So how do we begin to build local, healthy farm and food models that are economically viable in the shadow of an entrenched giant, globalized ag industry? In today's political climate, this is going to have to be grassroots work. That work starts with new infrastructure systems that allow farmers to afford to keep farming.

Read all of "Renewing a Vision for Rural Prosperity" by Mary Berry and Debbie Baker at Civil Eats.


Wendell Berry calls for dairy solutions, production quotas, Walmart boycott

“The Farmer’s Pride” for March 15 features a heartbreaking story by Carilynn Coombs about the “termination” by Dean Foods of its “milk procurement contract” with her family —  along with more than a hundred other dairy farmers in Kentucky.

In that issue several articles deal with this subject, all pointing to calamity for families whose lives as farmers and whose farms are at stake. For its mistreatment of its until-now faithful suppliers, Dean Foods passes the responsibility to Walmart, which has built its own milk-bottling plant and, as usual, is competing against everybody.

The problem is a surplus of milk. Sharon Burton’s editorial, also in “The Farmer’s Pride” of March 15, and on the same subject, contains a penetrating insight: “I’m not talking about dairy farmers…I’m talking about rural America.” She is right. The story of Dean Foods’ cancelled contracts is a representative piece of the story of rural America since the 1950s, when Eisenhower’s Secretary of Agriculture told farmers to “get big or get out.”

Read all of "Dairy Farmers Need Solutions" by Wendell Berry at Edible Louisville.


Wendell Berry in new Earth Day Journal from The Berry Center

from “For the Neighbors”

In the United States, which once were colonies, we made what we now call “rural America” a colony of the cities and the corporations. If the cities and corporations have wanted coal or copper or cotton or corn, the rule has been that they should go into the country and take its products for the lowest possible price but at an unbooked and immeasureable cost to the land and the people. 

And so we have had several centuries of plunder and waste and pollution, “backed” by concentrated wealth and power on a continental or global scale, but always enacted in the rural landscapes, country communities, and small towns, which have always been readily dismissable as “country” or “corny” or “the boondocks” or “the middle
of nowhere.” 

If all this adds up to global emergencies such as climate change, it also produces in universities, bureaus, think tanks, and the like, a hearty appetite for global solutions involving dramatic technologies, heroic breakthroughs, and epic sums of money. The necessary repairs, even so, will have to be made in the rural landscapes, country communities, and small towns where the trouble started. 

The great questions now overhanding these small rural places where the global problem will be solved are these: what will be the solutions?

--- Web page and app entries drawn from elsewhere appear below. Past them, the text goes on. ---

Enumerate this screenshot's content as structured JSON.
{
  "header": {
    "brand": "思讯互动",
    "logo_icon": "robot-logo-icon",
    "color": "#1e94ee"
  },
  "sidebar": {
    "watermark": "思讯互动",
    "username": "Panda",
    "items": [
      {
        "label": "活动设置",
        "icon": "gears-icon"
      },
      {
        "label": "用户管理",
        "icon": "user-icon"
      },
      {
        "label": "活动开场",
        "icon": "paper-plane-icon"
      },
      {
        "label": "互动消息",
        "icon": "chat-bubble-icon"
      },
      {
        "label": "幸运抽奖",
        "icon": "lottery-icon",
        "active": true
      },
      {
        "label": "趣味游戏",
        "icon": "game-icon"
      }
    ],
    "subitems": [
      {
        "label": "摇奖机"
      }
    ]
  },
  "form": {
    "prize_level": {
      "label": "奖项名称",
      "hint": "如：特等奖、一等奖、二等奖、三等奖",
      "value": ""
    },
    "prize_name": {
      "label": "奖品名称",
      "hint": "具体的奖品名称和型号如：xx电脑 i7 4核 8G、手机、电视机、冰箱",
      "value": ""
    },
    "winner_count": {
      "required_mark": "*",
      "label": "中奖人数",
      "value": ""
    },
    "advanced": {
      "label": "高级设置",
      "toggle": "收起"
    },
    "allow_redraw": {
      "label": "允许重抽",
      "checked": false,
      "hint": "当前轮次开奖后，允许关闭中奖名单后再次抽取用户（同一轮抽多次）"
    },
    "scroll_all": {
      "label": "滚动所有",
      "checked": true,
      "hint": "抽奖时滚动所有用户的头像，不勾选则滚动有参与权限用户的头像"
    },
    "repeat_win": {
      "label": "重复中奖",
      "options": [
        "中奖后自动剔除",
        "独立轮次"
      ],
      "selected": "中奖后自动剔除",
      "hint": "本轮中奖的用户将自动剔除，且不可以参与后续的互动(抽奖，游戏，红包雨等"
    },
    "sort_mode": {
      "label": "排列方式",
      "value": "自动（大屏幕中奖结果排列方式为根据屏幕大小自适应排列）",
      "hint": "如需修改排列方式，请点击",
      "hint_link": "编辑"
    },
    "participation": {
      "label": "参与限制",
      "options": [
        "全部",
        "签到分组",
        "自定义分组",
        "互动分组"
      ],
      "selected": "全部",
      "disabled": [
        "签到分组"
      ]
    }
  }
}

And How and on what scale and by whom and for whose ultimate benefit will they be installed? 

Read the whole article by Wendell Berry (and more from The Berry Center) at Earth Day Journal, Volume 1 (pdf).